paid guest blogging

If you’re a blogger, you’ve most likely heard of guest posting. You propose an idea to another site and they accept it; you get more backlinks as a result; everyone is satisfied. During the procedure, no money is usually exchanged. That isn’t always the case, however.

It’s becoming more popular for blogs to pay their guest writers these days, which is fantastic. Other websites, on the other hand, are taking a different approach by requiring you to pay them to publish your guest posts.

Many blogs are willing to pay guest contributors for the contributions they make. That isn’t to say, of course, that you may simply submit any ideas and earn a lot of money. Paid guest posting opportunities are generally not very lucrative in most cases.

With a regular freelance writing job, you can easily produce more. Guest posting, on the other hand, is not about making money; it’s about increasing backlinks to your website. This might aid in Search Engine Optimization (SEO) by improving your rankings, and it may help pay off in the long run.

Guest blogging, on the other hand, is generally regarded as an unpaid job.
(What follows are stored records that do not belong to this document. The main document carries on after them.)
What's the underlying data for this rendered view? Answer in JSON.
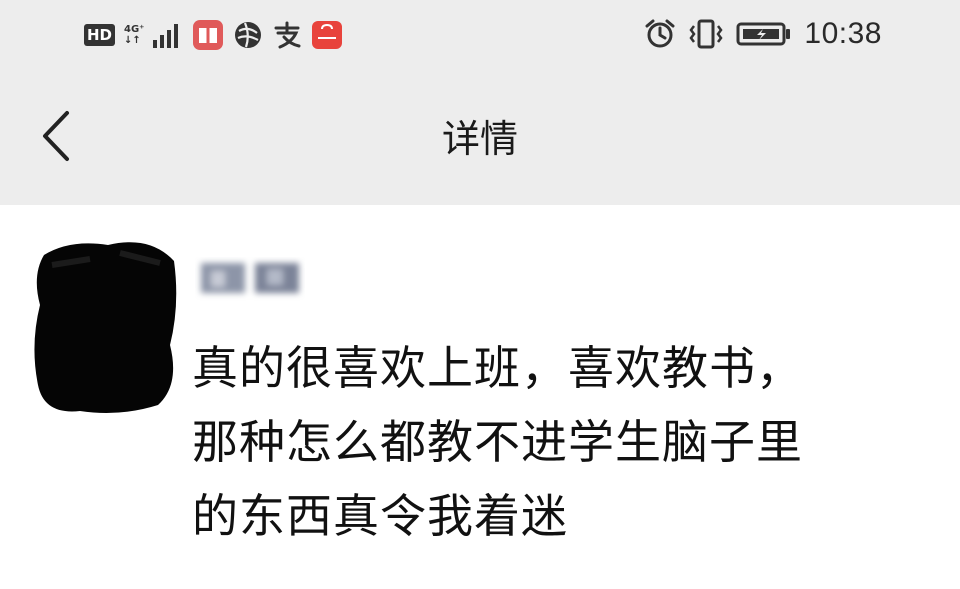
{
  "status_bar": {
    "hd_label": "HD",
    "network_top": "4G⁺",
    "network_bottom": "↓↑",
    "time": "10:38"
  },
  "header": {
    "title": "详情"
  },
  "post": {
    "lines": [
      "真的很喜欢上班，喜欢教书，",
      "那种怎么都教不进学生脑子里",
      "的东西真令我着迷"
    ]
  },
  "colors": {
    "bar_background": "#ededed",
    "content_background": "#ffffff",
    "text": "#111111"
  }
}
Many popular blogs impose onerous editorial scrutiny before accepting guest pieces. As a result, in many situations, you’ll end up spending a lot of time working for little or no return.

Even if you’ve never tried to sell blogs before, landing guest posting invites takes time. In my experience, most blogs won’t respond to your inquiries unless they like your website and the stars align just right. Between looking for guest posting possibilities, pitching those sites, and writing content, it’s more or less a part-time job.

However, guest posting is still one of the most effective methods to obtain backlinks. If you notice blogs that provide paid guest blogging opportunities, you should take advantage of them. After all, a little money for your labour is better than no money at all.

Why Some Blogs Request Money to Feature Your Guest Posts

It’s been somewhat normal for blogs to demand money from guest writers in exchange for publishing their work recently. The thinking is that guest contributors benefit the most from the transaction, therefore bloggers have the ‘right’ to ask for compensation.

The more saturated your blog’s topic is, the more likely you are to encounter a scenario similar to this. After all, it’s not unusual for well-known blogs to receive a lot of guest posting requests, which indicates they get to be choosy.

To be honest, paying for links isn’t anything new. It’s not always black-hat SEO, but it does fall into a grey area. Even now, if you look on sites like Fiverr, you’ll see a lot of people offering backlinks by the dozen:

Paid backlinks have a major drawback: quality. When you pay someone $5 to give you a large number of extra links, you can be confident they will not stand up under investigation. Search engines are good at detecting low-quality backlinks, so they’re not worth it.

Some people believe that paying for guest writing opportunities on popular blogs is a good investment. The issue with that is you’re not investing in anything certain. Guest posting for even the most successful website does not guarantee that your blog will receive more visitors. That isn’t to imply that guest writings aren’t beneficial; rather, it takes many bricks to build a wall.

Personally, I don’t think it’s worth it to pay for the chance to guest post on any website. Engaging in this behaviour makes financial sense if you’re a website owner, but it’s not a good look. It’s difficult to build and maintain trust with your audience if your blog’s brand is up for sale like similar sponsored content.